“Proud Brown Girl” Fashion Blogger talks about Embracing True Colours!

“I remember feeling so dramatically awful when I was ridiculed for my skin tone in front of many other bloggers at an event. It ruined my confidence and I desperately looked for concealers that hid my blemishes and wore foundations that were not for my skin tone just to appear the standard of “fair” that people wanted to see from a fashion blogger. Today, if I can go back, I want to tell my younger self that it’s okay, It’s okay to show those hormonal pimples, be comfortable in your own skin, ignore the shades of prejudice and flaunt the shade you are” 

Meet Uma Ram, who calls her handle the “Proud Brown Girl”  – A fashion and travel blogger who hails from Pondichery and works in Chennai. She runs the blog whilst working a full-time job as an engineer in Amazon.

Are you one of those who cracks “harmless racial jokes”? Are you one of those insecure people trying to fit into the “perfect” society and ashamed of your true skin? Uma has a message for all of you as she has emerged from all the negativity to successfully cater to more than 7k followers of her fashion blog!

When did you start your blog?

Well, it’s a story. I started my fashion blog a few years back as “Dazzler”. I started it with a lot of passion to share fashion ideas and travel tips and photos. However, being from a conservative family my parents forced me to take the pictures down from social media, with the fear of misuse from the fact that it is public exposure. Moreover my focus at work died down and my productivity starting hitting an all-time low as I was diverted with the events and collaborations that I was approached for. So I deleted the blog altogether and started concentrating at work. But deep down, I knew I had to get back to what I loved doing and hence started afresh with “Proud Brown Girl”

Why the “Proud Brown Girl” Tag?

The most common ridicule or comment that I received when I started out was “You’re so black”. Most comments used to target my skin as the sole reason to not do fashion or travel blogging. What could someone possibly change about what they’re born with? It bruised my self-confidence so much that I used to delete the comments the moment I knew it was going to impair my mental health. When I started afresh, I wanted to make sure the tag calls out boldly and clearly that, hey, I know what color I am and I am proud of it. Today, I have grown to ignore and set aside the negativity.

When you started out, how did you figure out collaborations?

It’s fortunate to have really helpful and kind people in this field. Tamara, Vriksham Jewellery were some of the initial collaborations and they continue to be in touch for collaborations. For photography, Rahul Ravindran was so kind that he did not even charge me for the initial shoot. When you have such experienced people to guide your path, things become easier.

How do you manage your schedule with work?

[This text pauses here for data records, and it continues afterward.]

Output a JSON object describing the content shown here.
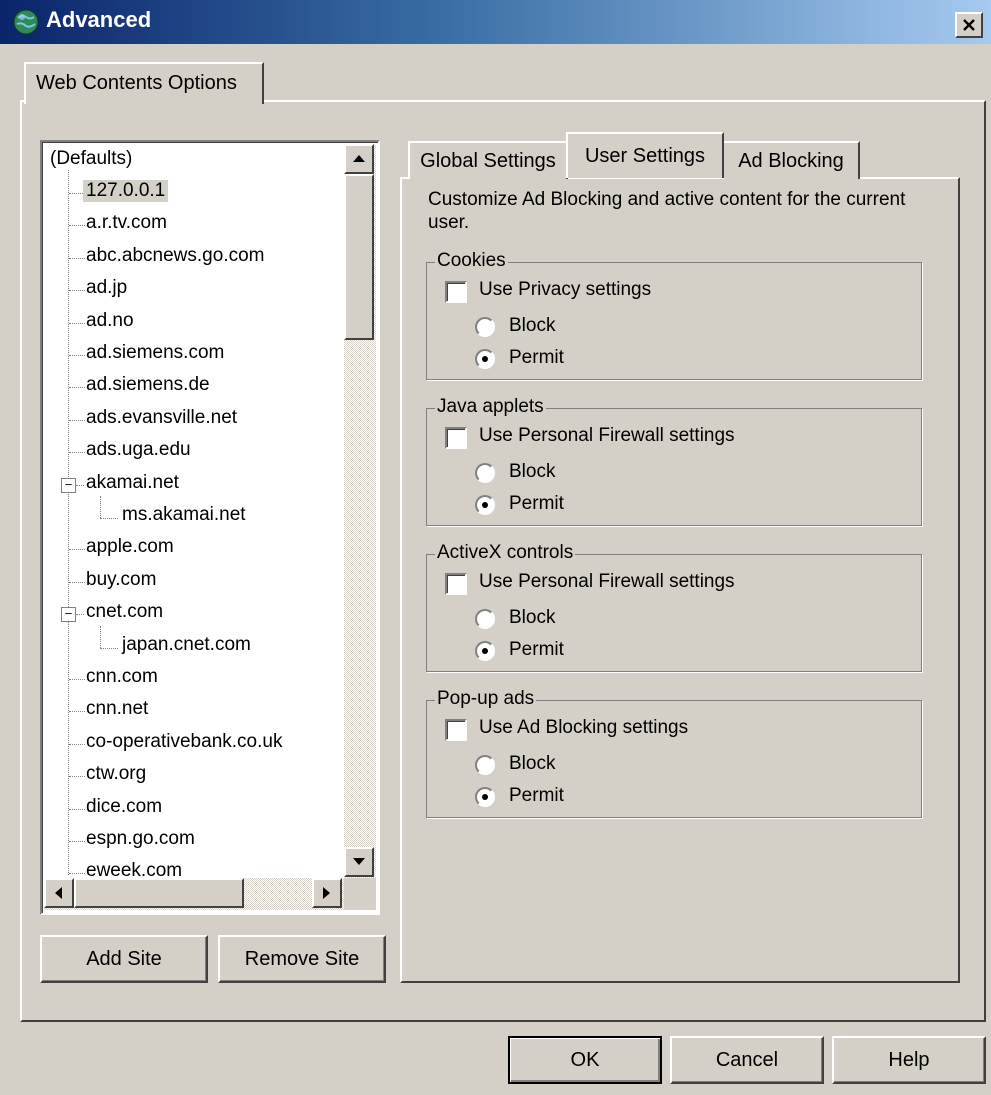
{
  "window": {
    "title": "Advanced",
    "outer_tab": "Web Contents Options"
  },
  "tree": {
    "root": "(Defaults)",
    "items": [
      "127.0.0.1",
      "a.r.tv.com",
      "abc.abcnews.go.com",
      "ad.jp",
      "ad.no",
      "ad.siemens.com",
      "ad.siemens.de",
      "ads.evansville.net",
      "ads.uga.edu",
      "akamai.net",
      "ms.akamai.net",
      "apple.com",
      "buy.com",
      "cnet.com",
      "japan.cnet.com",
      "cnn.com",
      "cnn.net",
      "co-operativebank.co.uk",
      "ctw.org",
      "dice.com",
      "espn.go.com",
      "eweek.com"
    ]
  },
  "site_buttons": {
    "add": "Add Site",
    "remove": "Remove Site"
  },
  "tabs": [
    "Global Settings",
    "User Settings",
    "Ad Blocking"
  ],
  "user_settings": {
    "description": "Customize Ad Blocking and active content for the current user.",
    "groups": [
      {
        "title": "Cookies",
        "checkbox": "Use Privacy settings",
        "block": "Block",
        "permit": "Permit"
      },
      {
        "title": "Java applets",
        "checkbox": "Use Personal Firewall settings",
        "block": "Block",
        "permit": "Permit"
      },
      {
        "title": "ActiveX controls",
        "checkbox": "Use Personal Firewall settings",
        "block": "Block",
        "permit": "Permit"
      },
      {
        "title": "Pop-up ads",
        "checkbox": "Use Ad Blocking settings",
        "block": "Block",
        "permit": "Permit"
      }
    ]
  },
  "dialog_buttons": {
    "ok": "OK",
    "cancel": "Cancel",
    "help": "Help"
  }
}
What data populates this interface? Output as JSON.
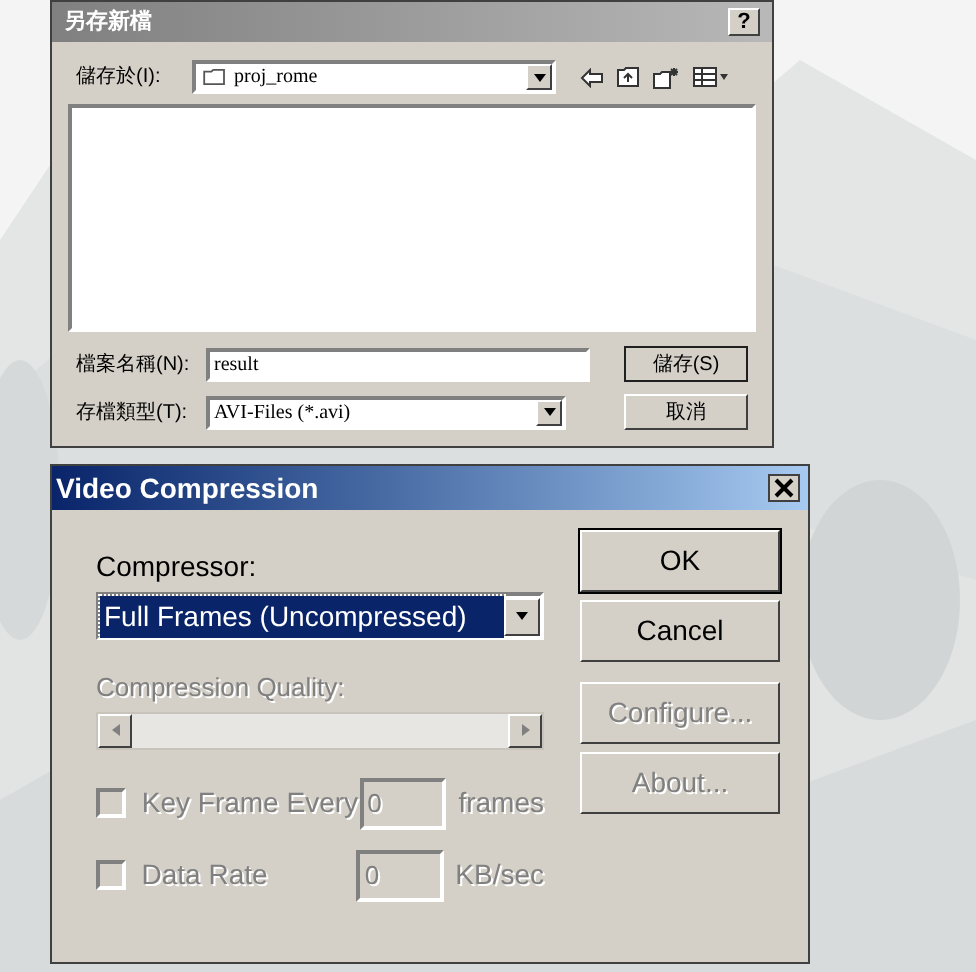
{
  "save_dialog": {
    "title": "另存新檔",
    "help_button": "?",
    "save_in": {
      "label": "儲存於(I):",
      "value": "proj_rome"
    },
    "file_name": {
      "label": "檔案名稱(N):",
      "value": "result"
    },
    "file_type": {
      "label": "存檔類型(T):",
      "value": "AVI-Files (*.avi)"
    },
    "buttons": [
      "儲存(S)",
      "取消"
    ]
  },
  "video_dialog": {
    "title": "Video Compression",
    "compressor": {
      "label": "Compressor:",
      "value": "Full Frames (Uncompressed)",
      "selected": true
    },
    "quality": {
      "label": "Compression Quality:",
      "disabled": true
    },
    "buttons": [
      {
        "label": "OK",
        "disabled": false,
        "default": true
      },
      {
        "label": "Cancel",
        "disabled": false,
        "default": false
      },
      {
        "label": "Configure...",
        "disabled": true,
        "default": false
      },
      {
        "label": "About...",
        "disabled": true,
        "default": false
      }
    ],
    "options": [
      {
        "kind": "checkbox",
        "label": "Key Frame Every",
        "checked": false,
        "disabled": true,
        "value": "0",
        "unit": "frames"
      },
      {
        "kind": "checkbox",
        "label": "Data Rate",
        "checked": false,
        "disabled": true,
        "value": "0",
        "unit": "KB/sec"
      }
    ]
  }
}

It does get a little overwhelming at times on weekdays. I schedule most of the shoots on weekends but if an event is on a weekday, then I end up taking a permission at office. I have grown to manage better now than when I started out.

Do you think the society is more accepting now and has evolved from its narrow perception of how someone should look like “ideally”?

Well, I still feel we have a long way to go. The day the parlour girl stops trying to sell me a fairness facial, that’s when the real change has happened. There have been times when I thought it’ll be easier to be fair, but I’ve gotten used to myself and grown to love myself. But, yes it is heartening to see that dark skin is a lot more accepted and celebrated. White, Chocolate, caramel, toffee – it’s all in.

What is the biggest takeaway you’ve had for yourself from the inception of your fashion blog?

I was unsteady and unsure when I started but as it grew, it became much bigger than what I set out and imaged for myself. I started to understand the blogging space better. I am very comfortable with myself today, I know I am different and I am very proud of it.

What is your message to the readers?

If you’re a darker shade of brown, you were probably the recipient of derogatory comments. If you are lighter skinned, you would have heard poems in praise of your “beauty”. Whatever may be your skin colour, talent speaks out aloud. Look beyond the colours to unveil greater shades that you never imagined existed.